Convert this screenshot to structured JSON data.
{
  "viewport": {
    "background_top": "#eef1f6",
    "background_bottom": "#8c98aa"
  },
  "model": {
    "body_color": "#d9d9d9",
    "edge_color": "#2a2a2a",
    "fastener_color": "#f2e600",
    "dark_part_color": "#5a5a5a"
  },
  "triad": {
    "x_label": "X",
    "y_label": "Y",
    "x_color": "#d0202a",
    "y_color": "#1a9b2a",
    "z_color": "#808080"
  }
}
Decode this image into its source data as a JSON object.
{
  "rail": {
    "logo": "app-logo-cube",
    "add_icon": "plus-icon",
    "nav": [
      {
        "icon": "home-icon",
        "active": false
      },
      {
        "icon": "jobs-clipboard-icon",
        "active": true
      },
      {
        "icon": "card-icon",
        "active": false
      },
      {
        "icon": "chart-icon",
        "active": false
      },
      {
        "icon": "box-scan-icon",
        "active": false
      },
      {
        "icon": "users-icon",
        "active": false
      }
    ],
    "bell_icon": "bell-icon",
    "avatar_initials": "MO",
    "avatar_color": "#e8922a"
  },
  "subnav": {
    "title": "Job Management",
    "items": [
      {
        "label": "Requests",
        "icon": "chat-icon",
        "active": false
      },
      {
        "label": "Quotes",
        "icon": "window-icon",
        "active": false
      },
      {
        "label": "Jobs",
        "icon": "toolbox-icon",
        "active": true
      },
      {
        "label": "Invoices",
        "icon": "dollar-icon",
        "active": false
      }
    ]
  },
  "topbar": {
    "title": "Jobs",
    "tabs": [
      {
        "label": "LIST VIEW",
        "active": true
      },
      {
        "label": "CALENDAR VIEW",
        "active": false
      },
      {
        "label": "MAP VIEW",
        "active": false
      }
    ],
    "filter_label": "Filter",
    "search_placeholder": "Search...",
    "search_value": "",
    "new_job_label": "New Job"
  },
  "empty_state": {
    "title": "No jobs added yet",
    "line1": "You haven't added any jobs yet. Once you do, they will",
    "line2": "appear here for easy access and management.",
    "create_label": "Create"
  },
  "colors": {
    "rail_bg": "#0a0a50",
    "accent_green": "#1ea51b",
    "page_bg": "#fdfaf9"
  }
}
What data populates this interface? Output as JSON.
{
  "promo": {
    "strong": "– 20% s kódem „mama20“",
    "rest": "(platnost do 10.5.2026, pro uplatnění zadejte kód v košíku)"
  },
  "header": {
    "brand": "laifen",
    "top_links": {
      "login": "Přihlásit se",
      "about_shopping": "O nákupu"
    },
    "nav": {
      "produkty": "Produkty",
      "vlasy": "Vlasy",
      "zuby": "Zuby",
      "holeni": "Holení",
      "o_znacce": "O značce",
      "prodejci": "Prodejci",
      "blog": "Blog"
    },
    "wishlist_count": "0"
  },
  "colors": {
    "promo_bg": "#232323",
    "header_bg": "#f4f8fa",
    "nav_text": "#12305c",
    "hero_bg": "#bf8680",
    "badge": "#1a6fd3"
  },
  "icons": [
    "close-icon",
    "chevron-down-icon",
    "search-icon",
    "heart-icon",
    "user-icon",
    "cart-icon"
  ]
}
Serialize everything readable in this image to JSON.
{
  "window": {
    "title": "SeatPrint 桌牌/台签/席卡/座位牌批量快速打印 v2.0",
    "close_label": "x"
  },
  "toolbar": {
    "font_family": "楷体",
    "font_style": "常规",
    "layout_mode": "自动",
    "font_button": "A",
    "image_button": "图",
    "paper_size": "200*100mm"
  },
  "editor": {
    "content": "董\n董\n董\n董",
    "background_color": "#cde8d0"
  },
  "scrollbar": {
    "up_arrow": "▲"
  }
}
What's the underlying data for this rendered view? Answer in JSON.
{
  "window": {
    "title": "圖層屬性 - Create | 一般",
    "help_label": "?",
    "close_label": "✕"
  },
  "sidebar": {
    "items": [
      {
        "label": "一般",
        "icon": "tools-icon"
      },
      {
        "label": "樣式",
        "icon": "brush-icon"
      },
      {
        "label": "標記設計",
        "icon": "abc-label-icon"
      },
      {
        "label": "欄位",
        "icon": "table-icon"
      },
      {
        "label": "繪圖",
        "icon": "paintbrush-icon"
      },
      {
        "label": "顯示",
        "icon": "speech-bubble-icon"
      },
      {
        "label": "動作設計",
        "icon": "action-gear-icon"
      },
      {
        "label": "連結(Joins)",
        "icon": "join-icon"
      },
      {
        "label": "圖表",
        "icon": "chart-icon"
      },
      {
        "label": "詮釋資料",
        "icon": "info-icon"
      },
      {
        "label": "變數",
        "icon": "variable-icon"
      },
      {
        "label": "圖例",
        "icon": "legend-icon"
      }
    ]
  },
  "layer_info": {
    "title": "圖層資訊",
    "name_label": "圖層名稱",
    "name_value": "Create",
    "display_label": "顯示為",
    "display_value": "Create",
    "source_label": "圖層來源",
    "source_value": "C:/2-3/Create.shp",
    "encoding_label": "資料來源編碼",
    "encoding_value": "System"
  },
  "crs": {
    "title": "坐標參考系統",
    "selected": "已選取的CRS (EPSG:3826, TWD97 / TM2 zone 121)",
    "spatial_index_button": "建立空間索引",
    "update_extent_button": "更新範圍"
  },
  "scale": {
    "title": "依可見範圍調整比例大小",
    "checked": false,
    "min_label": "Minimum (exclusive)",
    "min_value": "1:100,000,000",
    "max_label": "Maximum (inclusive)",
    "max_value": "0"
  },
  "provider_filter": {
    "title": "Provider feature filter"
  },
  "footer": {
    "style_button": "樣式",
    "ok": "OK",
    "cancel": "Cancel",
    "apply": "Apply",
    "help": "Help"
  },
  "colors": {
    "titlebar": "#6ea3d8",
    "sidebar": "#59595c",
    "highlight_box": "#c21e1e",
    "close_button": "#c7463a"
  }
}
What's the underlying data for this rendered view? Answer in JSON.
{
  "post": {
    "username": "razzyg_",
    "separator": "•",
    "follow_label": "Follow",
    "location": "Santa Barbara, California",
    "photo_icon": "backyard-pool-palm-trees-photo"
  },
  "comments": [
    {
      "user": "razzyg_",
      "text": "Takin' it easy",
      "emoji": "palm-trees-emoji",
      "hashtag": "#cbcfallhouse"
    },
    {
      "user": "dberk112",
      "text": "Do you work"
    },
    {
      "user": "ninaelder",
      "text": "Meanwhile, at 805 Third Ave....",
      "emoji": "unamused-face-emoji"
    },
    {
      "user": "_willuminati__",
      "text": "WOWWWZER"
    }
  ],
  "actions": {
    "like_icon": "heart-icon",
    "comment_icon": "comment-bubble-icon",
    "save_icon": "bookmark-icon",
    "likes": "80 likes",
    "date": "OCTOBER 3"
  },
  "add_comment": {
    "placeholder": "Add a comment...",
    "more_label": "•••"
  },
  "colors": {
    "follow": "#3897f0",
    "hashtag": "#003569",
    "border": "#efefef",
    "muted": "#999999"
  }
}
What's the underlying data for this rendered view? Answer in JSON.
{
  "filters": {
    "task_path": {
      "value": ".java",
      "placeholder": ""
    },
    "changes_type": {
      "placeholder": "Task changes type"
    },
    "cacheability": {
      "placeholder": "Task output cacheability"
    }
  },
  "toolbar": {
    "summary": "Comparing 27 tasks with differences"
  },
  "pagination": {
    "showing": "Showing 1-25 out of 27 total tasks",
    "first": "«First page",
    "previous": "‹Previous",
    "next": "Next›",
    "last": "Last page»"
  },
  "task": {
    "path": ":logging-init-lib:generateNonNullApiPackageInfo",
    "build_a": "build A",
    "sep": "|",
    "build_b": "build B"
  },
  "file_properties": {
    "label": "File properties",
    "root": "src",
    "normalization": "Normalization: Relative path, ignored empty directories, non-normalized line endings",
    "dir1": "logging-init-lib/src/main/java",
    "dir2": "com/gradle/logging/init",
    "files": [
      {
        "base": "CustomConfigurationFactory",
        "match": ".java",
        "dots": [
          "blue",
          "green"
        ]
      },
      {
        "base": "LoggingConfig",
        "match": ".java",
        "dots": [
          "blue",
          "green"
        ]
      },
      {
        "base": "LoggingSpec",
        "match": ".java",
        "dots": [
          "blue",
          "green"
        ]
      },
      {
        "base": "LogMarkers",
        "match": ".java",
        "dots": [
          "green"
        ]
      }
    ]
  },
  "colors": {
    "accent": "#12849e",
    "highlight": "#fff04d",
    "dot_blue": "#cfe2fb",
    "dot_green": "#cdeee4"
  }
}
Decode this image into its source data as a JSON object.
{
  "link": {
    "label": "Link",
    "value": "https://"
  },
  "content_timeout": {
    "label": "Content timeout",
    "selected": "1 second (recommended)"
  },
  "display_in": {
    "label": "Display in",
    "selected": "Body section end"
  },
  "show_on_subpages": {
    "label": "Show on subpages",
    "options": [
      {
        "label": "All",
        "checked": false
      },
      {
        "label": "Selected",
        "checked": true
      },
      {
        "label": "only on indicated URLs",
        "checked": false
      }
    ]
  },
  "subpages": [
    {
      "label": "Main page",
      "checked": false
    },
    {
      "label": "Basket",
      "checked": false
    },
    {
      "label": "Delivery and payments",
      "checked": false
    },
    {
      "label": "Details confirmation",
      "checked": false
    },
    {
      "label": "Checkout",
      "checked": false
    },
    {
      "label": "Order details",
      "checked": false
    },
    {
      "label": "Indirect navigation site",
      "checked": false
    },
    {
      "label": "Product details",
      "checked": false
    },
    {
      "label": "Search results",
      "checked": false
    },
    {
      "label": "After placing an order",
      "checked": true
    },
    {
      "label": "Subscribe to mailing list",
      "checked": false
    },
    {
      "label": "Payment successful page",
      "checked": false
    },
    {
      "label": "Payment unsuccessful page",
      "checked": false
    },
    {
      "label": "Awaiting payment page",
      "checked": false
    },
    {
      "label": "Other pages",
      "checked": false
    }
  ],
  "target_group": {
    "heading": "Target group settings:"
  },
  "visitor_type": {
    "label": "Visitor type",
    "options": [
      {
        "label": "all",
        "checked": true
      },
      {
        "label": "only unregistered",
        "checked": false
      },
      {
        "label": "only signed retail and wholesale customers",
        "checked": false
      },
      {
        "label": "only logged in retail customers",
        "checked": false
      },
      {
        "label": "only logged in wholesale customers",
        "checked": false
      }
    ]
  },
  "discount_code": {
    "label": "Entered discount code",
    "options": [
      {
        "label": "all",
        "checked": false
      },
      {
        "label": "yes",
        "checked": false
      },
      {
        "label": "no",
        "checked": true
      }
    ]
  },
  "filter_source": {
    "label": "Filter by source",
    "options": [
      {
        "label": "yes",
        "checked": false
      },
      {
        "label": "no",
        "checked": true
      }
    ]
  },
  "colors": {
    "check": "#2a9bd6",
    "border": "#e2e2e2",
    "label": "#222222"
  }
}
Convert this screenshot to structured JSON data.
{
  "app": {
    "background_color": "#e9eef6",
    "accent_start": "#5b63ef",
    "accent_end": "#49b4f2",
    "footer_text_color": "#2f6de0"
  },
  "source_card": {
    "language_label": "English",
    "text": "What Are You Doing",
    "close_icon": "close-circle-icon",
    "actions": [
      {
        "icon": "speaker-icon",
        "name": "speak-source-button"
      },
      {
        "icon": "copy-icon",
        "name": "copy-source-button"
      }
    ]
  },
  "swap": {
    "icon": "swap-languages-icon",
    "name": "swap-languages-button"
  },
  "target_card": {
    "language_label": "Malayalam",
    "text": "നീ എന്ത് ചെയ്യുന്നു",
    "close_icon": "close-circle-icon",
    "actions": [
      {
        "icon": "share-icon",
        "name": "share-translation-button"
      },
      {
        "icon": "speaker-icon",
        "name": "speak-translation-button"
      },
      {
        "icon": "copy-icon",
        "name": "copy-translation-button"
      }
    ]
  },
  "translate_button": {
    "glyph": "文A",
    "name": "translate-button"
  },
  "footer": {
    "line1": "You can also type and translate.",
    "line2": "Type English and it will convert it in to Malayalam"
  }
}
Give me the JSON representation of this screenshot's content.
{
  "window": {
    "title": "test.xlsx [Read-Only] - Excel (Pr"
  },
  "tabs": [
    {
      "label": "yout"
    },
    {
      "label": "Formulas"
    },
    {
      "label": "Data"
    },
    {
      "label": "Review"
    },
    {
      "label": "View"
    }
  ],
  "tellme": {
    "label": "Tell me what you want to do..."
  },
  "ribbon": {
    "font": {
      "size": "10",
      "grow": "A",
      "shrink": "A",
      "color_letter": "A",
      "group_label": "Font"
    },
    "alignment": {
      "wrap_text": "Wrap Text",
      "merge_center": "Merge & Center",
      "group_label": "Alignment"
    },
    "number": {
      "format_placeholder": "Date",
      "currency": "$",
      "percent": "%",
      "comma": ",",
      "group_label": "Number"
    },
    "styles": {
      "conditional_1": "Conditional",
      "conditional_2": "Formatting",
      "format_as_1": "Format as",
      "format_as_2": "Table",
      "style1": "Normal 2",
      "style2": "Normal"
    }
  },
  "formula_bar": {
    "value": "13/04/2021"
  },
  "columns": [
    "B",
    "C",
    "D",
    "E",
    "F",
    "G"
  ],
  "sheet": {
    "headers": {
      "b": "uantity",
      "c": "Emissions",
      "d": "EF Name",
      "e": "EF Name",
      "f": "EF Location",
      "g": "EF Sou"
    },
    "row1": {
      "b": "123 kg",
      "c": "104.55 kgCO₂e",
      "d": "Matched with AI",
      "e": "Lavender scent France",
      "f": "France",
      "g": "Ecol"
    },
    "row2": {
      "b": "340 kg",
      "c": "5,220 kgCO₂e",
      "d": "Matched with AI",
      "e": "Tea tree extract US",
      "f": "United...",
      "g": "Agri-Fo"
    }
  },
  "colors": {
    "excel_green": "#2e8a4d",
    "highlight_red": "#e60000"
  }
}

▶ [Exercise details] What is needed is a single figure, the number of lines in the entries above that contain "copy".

▶ [Written solution] 4